*** Opening Input data ***

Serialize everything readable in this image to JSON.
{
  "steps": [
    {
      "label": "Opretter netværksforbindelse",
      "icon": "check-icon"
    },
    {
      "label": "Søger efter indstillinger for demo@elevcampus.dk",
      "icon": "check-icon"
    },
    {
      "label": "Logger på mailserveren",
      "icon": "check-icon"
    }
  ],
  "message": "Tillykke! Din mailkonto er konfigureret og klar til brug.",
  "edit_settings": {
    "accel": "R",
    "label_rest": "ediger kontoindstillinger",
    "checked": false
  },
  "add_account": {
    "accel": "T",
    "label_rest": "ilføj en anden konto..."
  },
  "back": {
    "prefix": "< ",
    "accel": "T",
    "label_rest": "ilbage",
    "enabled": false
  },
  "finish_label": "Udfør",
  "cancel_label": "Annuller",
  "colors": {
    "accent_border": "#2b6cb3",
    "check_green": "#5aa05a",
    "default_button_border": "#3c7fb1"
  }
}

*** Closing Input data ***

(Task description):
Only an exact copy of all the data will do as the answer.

(Result of the task):
Serialize everything readable in this image to JSON.
{
  "steps": [
    {
      "label": "Opretter netværksforbindelse",
      "icon": "check-icon"
    },
    {
      "label": "Søger efter indstillinger for demo@elevcampus.dk",
      "icon": "check-icon"
    },
    {
      "label": "Logger på mailserveren",
      "icon": "check-icon"
    }
  ],
  "message": "Tillykke! Din mailkonto er konfigureret og klar til brug.",
  "edit_settings": {
    "accel": "R",
    "label_rest": "ediger kontoindstillinger",
    "checked": false
  },
  "add_account": {
    "accel": "T",
    "label_rest": "ilføj en anden konto..."
  },
  "back": {
    "prefix": "< ",
    "accel": "T",
    "label_rest": "ilbage",
    "enabled": false
  },
  "finish_label": "Udfør",
  "cancel_label": "Annuller",
  "colors": {
    "accent_border": "#2b6cb3",
    "check_green": "#5aa05a",
    "default_button_border": "#3c7fb1"
  }
}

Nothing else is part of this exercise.